Adam Greenfield, a senior urban fellow at LSE Cities, recently wrote an article for theguardian.com, about "Helsinki's ambitious plan to make car ownership pointless in 10 years." In the article, Mr. Greenfield discusses that "the Finnish capital has announced plans to transform its existing public transport network into a comprehensive, point-to-point "mobility on demand" system by 2025 – one that, in theory, would be so good nobody would have any reason to own a car." The roads through and around the region have become overrun with single-occupancy vehicles in recent years. While this plan would be extremely challenging to implement, a radical reformation of the capital city's urban mobility needs to, at the very least, be discussed.
Read the opening excerpt from Adam Greenfield’s article:

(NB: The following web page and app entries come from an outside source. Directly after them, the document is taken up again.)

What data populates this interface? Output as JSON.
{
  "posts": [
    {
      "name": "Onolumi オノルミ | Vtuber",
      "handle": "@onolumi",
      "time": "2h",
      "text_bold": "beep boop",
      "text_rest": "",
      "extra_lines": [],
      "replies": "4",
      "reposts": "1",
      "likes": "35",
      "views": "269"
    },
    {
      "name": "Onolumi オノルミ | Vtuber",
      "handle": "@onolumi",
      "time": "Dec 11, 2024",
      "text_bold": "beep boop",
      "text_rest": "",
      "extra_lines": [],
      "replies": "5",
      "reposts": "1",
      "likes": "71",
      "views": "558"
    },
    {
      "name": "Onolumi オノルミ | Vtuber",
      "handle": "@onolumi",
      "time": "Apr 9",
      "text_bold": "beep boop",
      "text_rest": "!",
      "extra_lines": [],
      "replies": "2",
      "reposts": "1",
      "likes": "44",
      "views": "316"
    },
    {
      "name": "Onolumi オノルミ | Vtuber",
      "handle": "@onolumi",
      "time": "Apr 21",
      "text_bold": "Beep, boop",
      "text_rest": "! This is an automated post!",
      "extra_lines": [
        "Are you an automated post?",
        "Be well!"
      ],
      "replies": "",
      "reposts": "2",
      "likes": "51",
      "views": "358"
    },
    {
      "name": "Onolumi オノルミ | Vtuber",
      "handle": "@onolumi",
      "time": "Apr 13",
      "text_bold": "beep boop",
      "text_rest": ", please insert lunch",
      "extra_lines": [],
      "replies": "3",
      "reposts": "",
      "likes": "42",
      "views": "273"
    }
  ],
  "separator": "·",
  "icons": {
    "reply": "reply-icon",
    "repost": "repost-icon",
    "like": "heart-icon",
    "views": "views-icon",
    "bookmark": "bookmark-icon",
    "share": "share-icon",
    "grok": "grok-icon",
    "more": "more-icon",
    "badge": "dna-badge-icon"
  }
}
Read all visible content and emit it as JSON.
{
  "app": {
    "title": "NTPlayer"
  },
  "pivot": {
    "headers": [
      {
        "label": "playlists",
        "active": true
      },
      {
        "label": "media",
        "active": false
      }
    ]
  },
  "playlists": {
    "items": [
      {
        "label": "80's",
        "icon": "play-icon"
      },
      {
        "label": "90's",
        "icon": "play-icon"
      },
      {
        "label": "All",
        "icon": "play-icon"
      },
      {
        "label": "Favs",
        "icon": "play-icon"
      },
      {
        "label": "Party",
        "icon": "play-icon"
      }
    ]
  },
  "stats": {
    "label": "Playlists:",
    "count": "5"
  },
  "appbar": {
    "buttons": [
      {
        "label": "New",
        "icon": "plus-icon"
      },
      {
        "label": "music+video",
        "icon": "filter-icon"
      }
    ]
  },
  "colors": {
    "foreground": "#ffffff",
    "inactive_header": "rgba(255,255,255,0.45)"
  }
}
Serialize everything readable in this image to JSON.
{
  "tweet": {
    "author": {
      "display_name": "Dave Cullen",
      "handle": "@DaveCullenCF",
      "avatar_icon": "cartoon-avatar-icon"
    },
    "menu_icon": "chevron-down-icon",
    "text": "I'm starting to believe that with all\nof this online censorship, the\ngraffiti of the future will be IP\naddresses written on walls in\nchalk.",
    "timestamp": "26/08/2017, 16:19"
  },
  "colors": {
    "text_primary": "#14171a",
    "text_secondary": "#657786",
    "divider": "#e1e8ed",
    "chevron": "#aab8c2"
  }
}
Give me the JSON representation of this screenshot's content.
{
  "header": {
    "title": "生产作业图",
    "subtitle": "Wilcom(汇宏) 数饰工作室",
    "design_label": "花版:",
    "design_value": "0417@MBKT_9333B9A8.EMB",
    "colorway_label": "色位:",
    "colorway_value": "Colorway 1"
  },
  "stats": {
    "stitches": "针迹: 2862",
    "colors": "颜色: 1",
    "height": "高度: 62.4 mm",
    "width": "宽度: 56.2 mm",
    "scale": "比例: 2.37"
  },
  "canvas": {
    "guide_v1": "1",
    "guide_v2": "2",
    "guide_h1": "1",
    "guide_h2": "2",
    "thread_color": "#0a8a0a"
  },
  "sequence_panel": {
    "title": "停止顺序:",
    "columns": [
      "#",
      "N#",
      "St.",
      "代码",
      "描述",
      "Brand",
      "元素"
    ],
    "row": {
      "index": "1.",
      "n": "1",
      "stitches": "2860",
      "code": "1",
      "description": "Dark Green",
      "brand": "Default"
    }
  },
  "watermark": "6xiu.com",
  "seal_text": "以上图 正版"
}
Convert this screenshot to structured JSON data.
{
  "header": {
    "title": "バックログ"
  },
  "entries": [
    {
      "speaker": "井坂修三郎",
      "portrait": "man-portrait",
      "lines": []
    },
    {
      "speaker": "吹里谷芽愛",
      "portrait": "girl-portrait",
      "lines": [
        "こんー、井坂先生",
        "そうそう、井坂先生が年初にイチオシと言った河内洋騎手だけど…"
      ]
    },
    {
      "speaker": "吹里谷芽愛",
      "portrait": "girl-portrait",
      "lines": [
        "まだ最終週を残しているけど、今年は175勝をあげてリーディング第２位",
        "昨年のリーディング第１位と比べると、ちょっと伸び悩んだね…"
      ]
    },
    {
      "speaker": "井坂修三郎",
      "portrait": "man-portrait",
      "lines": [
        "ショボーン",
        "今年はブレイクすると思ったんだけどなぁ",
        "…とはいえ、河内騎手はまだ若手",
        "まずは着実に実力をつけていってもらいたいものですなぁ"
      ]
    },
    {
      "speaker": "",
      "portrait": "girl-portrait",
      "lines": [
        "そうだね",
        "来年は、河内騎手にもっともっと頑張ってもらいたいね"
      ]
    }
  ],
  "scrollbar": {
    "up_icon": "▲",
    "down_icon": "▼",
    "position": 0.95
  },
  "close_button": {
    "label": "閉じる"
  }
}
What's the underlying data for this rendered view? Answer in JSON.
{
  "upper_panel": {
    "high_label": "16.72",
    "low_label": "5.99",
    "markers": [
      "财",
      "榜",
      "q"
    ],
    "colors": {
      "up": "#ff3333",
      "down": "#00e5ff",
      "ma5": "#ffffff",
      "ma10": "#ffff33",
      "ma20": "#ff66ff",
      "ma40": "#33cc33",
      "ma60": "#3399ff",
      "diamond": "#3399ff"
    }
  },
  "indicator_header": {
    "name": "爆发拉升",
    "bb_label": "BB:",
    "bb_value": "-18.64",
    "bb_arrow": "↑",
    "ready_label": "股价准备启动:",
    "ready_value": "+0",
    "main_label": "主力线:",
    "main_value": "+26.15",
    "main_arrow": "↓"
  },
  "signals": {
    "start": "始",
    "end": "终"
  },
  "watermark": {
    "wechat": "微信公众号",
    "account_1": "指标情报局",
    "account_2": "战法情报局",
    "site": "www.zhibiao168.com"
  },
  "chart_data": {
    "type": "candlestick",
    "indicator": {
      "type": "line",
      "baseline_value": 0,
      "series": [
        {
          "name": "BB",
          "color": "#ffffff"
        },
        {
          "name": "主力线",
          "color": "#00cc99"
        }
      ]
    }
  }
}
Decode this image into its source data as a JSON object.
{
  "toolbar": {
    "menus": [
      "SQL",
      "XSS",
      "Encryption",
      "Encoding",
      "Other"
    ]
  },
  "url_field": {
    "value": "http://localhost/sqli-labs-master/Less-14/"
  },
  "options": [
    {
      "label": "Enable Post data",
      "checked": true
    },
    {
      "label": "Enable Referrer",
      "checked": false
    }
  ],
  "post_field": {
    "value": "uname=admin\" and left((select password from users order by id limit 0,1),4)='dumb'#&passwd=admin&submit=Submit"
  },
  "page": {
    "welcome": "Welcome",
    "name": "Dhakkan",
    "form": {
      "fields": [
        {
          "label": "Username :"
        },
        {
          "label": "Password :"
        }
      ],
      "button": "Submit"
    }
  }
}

Helsinki aims to transcend conventional public transport by allowing people to purchase mobility in real time, straight from their smartphones. The hope is to furnish riders with an array of options so cheap, flexible and well-coordinated that it becomes competitive with private car ownership not merely on cost, but on convenience and ease of use.
Subscribers would specify an origin and a destination, and perhaps a few preferences. The app would then function as both journey planner and universal payment platform, knitting everything from driverless cars and nimble little buses to shared bikes and ferries into a single, supple mesh of mobility. Imagine the popular transit planner Citymapper fused to a cycle hire service and a taxi app such as Hailo or Uber, with only one payment required, and the whole thing run as a public utility, and you begin to understand the scale of ambition here.
That the city is serious about making good on these intentions is bolstered by the Helsinki Regional Transport Authority's rollout last year of a strikingly innovative minibus service called Kutsuplus. Kutsuplus lets riders specify their own desired pick-up points and destinations via smartphone; these requests are aggregated, and the app calculates an optimal route that most closely satisfies all of them.
Finland's capital hopes a 'mobility on demand' system that integrates all forms of shared and public transport in a single payment network could essentially render private cars obsolete.